Iran’s President Hassan Rouhani in a meeting with his Turkish counterpart Recep Tayyip Erdogan on Wednesday stressed the importance of regional countries’ territorial integrity, especially Iraq and Syria.

The two presidents met at the Economic Cooperation Organisation (ECO)’s 13th plenary session in Pakistan’s capital Islamabad, following a war of words between Ankara and Tehran.

According to Press TV the Iranian president told Erdogan, “The Islamic Republic of Iran stresses respect for the territorial integrity of regional countries and is against any violation of territorial integrity in the region, especially in Syria and Iraq.”

The words are thought to have been a chiding comment on the continued presence of Turkish troops in Iraq and Syria despite protestations by the respective governments of both states.

Turkey has also condemned Iran for its support of Syria’s Bashar al-Assad government and the presence of Iranian Revolutionary Guard Corps forces and Iran-backed Hezbollah fighting in Syria.

During a recent visit to Bahrein Turkish President Erdogan criticised Tehran saying, “Some people want both Iraq and Syria to be divided. There are some that are working hard to divide Iraq. There is a Persian nationalism at work there. And this Persian nationalism is trying to divide the country. We need to block this effort.”
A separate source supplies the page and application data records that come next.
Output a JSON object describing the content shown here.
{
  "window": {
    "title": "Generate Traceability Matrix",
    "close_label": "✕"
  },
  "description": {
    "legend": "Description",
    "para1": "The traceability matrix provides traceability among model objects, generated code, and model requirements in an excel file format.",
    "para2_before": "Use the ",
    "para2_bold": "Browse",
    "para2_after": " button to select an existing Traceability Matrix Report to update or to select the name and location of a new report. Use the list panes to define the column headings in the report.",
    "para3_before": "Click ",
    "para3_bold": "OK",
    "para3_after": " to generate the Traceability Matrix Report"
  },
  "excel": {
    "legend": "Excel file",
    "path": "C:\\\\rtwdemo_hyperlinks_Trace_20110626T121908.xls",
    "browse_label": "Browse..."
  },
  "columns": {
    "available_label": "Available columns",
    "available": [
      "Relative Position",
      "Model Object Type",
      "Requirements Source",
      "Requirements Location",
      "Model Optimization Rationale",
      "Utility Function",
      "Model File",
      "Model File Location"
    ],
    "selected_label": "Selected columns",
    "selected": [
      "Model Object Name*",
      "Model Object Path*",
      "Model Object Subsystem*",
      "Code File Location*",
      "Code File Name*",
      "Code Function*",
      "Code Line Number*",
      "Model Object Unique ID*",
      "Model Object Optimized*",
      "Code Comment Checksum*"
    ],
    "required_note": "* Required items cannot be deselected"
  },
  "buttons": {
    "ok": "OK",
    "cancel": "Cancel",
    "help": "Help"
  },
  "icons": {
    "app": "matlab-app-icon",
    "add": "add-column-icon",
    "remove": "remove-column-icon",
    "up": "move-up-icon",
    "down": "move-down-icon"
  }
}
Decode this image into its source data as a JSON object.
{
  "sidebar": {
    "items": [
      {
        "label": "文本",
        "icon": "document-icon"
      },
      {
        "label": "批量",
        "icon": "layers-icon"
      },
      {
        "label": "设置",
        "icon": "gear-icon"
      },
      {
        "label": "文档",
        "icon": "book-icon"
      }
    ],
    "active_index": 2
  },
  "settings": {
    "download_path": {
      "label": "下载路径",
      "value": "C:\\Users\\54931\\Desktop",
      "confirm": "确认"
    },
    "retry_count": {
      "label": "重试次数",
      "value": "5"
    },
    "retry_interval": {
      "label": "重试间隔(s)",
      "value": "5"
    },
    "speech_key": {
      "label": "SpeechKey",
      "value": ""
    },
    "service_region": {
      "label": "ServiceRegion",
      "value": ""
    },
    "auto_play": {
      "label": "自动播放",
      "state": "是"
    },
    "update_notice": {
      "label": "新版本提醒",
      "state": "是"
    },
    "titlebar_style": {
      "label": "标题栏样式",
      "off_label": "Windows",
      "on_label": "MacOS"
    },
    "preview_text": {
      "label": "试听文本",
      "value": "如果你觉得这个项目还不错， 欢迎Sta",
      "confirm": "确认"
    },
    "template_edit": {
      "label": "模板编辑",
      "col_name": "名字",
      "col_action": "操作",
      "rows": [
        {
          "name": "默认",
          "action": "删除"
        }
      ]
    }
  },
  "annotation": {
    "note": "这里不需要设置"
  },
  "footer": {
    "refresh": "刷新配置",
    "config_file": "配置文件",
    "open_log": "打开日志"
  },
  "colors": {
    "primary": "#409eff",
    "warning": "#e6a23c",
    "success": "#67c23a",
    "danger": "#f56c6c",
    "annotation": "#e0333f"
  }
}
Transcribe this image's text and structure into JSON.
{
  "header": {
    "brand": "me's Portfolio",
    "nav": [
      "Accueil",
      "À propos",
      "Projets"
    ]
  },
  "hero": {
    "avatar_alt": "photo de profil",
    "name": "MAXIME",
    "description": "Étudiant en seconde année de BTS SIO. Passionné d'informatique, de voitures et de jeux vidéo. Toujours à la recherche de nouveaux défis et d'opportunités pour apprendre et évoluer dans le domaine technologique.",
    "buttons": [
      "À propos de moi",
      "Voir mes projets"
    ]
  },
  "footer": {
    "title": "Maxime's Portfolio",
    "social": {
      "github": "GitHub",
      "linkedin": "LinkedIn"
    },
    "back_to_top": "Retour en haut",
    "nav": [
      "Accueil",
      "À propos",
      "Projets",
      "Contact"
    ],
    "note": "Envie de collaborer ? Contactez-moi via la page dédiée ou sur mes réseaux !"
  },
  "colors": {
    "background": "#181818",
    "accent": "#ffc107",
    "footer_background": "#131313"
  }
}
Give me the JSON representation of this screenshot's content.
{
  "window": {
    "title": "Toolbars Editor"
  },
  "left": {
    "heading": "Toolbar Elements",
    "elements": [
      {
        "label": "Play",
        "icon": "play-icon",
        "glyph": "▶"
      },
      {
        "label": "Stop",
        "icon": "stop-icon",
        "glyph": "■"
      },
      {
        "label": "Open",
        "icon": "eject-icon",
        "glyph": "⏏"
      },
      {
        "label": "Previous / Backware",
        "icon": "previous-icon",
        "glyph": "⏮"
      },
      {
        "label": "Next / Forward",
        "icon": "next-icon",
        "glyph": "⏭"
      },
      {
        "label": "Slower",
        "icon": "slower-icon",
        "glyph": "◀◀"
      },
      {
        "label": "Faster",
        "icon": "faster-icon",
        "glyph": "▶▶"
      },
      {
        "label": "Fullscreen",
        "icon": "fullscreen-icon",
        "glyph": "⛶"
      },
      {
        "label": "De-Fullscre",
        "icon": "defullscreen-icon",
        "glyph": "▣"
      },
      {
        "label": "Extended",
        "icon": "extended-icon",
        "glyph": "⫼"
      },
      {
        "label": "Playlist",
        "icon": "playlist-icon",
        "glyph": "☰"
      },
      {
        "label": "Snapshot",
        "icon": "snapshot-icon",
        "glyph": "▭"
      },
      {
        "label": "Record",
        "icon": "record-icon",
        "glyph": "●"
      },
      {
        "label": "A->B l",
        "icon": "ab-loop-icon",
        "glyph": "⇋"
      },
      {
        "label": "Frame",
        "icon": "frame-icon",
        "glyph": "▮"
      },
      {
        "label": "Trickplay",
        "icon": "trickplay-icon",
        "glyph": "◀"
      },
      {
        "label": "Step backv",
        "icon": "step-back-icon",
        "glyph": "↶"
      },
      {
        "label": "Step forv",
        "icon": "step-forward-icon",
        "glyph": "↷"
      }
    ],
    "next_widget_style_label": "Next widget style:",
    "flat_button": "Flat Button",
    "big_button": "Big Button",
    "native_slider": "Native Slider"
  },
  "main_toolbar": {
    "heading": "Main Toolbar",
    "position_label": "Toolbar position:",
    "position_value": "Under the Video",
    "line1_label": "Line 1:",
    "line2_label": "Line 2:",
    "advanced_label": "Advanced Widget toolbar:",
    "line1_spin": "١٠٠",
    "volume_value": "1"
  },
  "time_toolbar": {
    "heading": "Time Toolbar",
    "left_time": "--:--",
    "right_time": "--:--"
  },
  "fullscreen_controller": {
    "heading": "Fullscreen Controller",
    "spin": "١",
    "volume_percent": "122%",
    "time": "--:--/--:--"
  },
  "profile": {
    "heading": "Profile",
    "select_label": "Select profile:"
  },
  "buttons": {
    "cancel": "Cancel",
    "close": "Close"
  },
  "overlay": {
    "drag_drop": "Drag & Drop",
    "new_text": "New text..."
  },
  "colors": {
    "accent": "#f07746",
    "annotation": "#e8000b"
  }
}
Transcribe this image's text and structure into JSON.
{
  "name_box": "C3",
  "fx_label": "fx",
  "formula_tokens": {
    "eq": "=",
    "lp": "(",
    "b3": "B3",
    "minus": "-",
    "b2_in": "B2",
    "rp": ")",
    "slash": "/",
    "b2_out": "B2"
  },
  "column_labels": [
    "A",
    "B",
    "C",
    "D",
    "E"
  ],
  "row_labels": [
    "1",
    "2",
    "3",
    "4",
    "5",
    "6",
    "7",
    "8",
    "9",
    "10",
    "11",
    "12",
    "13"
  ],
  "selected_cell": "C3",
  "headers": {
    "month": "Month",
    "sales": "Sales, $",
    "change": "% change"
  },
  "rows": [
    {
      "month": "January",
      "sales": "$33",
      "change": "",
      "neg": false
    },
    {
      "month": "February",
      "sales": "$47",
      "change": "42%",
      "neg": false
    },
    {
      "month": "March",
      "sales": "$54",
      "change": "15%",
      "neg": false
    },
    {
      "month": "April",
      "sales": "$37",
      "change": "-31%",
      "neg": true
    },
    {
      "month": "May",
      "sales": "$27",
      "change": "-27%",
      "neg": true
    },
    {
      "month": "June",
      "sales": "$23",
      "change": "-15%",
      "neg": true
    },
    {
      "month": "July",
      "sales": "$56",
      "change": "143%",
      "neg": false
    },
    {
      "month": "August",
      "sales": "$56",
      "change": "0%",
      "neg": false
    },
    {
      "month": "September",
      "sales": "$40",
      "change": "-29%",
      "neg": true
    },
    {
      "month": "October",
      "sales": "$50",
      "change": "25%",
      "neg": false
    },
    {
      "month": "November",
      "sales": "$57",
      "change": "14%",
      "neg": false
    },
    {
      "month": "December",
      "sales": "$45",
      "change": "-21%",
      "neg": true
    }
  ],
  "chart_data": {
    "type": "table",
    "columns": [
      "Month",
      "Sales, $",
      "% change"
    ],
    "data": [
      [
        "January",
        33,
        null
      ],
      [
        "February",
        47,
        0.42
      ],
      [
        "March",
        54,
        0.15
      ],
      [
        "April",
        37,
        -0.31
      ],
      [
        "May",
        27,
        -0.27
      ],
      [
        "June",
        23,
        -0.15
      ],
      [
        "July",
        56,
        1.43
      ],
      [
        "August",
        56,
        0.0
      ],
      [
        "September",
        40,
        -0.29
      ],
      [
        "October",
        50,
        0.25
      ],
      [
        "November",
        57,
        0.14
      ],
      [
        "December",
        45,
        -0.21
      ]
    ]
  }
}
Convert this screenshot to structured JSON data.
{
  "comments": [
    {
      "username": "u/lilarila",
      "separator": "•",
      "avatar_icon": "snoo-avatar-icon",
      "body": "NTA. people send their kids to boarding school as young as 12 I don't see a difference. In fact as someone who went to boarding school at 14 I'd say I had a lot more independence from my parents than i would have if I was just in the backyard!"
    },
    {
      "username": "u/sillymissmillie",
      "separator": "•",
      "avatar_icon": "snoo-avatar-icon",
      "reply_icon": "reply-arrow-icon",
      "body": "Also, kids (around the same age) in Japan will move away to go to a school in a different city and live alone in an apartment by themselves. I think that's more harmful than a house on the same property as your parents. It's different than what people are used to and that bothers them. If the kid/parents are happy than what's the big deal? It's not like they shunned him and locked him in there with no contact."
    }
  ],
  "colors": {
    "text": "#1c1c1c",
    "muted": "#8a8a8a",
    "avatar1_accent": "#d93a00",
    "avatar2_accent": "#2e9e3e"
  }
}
However the two leaders also pledged to continue working together to settle regional woes and fight terror.

The Iranian president said ties in the energy, transportation and banking sectors could be developed with joint ventures. Erdogan said Turkey embraced the promotion of ties with Iran.

The two countries have had strained relations since the age of Empires. Turkey’s majority Sunni population and political line is contradicted by Iran’s Shia majority population and politics. Ankara’s NATO-US alliance and Iran’s strategic unity with Russia has also been a source of conflict, especially since the beginning of the Syria war. However Ankara’s recent rapprochement with Moscow and Turkey’s dependence on forming more cordial ties with regional allies has meant fluctuating relations with Tehran. Both countries also have large Kurdish populations and unsettled ‘Kurdish issues’ and have collaborated in the past to fight rebel movements.